The cell is the fundamental unit of construction from which all living things are built, whether it is a microscopic unicellular amoeba or an enormous multicellular giant redwood. Internally, each cell is furnished with a range of smaller bodies – termed organelles – that perform various essential functions; e.g. chloroplasts in plant cells that are involved in photosynthesis, mitochondria in both animal and plant cells that engage in respiration, and ribosomes that facilitate protein synthesis. Given the importance of cells and cell structure you might be forgiven for thinking that we know all there is to know – well, at least are aware of all of the organelles that exist. Not so, as work by Jean-Marc Brillouet and colleagues demonstrate. The team, based in Montpellier, Le Mans (both in France) and Budapest (Hungary), have identified a new organelle in plant cells. They have called it the tannosome because it is involved in the formation of condensed tannins (compounds present in most land plants and which are thought to provide defence against herbivores and pathogens). Although tannins have been recognised as present within the vacuoles in plant cells, their site of synthesis has hitherto not been determined. Using a wide range of techniques – including light and electron microscopy, antibody-localisation, chemical analysis and cell fractionation – the team concludes that the tannins are formed within a new type of plastid (a group of plant organelles that includes the chloroplast and the amyloplast), the aforementioned tannosome. These are derived from the thylakoids within the chloroplast and once formed, small protrusions develop from the latter’s surface and the tannin-packed tannosomes are transported as tiny membrane-bound spheres to the vacuole, in which organelle they accumulate. Examining a range of plants from the groups in the plant kingdom, including cycads, ginkgo, horse-tails, ferns, conifers and flowering plants, they conclude that tannosomes are likely to be universal amongst those so-called vascular plants. Aside from their protective roles in plants, tannins are also important in making tea and red wine taste the way they do. It isn’t every day that a new organelle is identified, but this goes to show that something as commonplace and seemingly familiar as the cell still has secrets to be discovered. I wonder how long it will take for tannosome to be rechristened tannoplast (or will that cause too much confusion with tonoplast…)?

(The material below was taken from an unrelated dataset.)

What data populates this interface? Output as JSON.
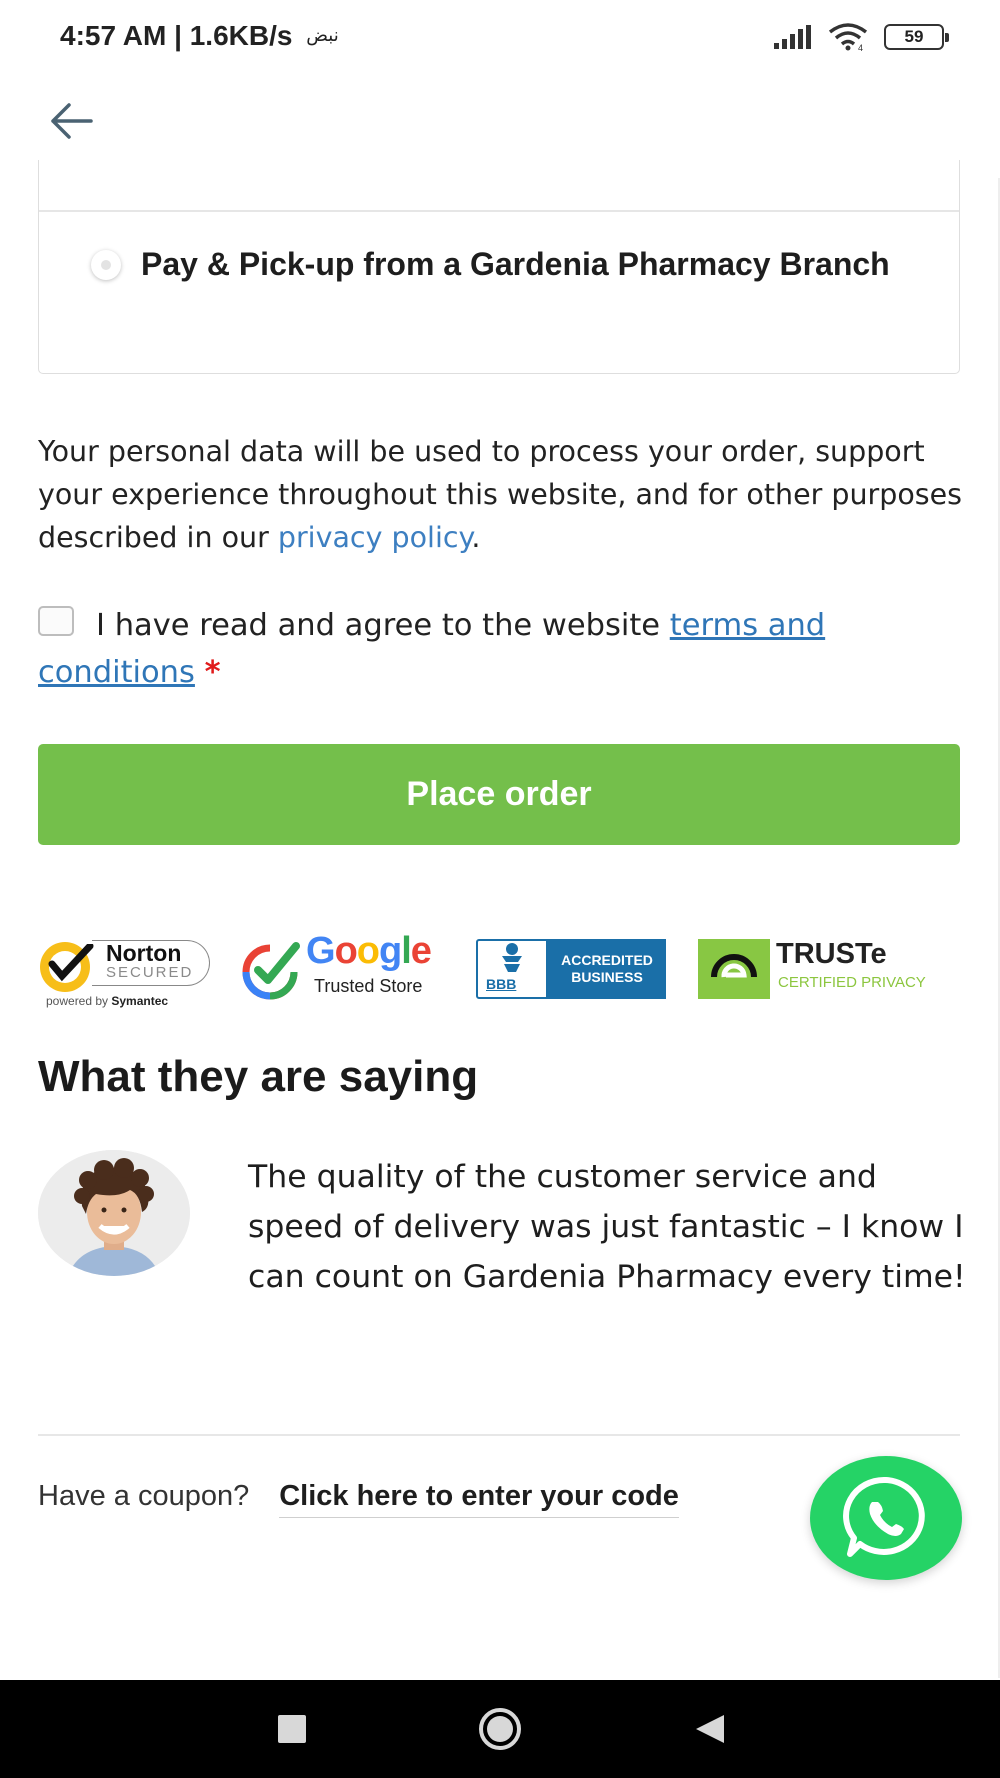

[And if you’re wondering when the previous new plant organelle was identified, my suggestion is plastid stromules (in 1997…). And for more on plant tannin research, check out this work by Dr Irene Müller-Harvey at the University of Reading (UK) – Ed.]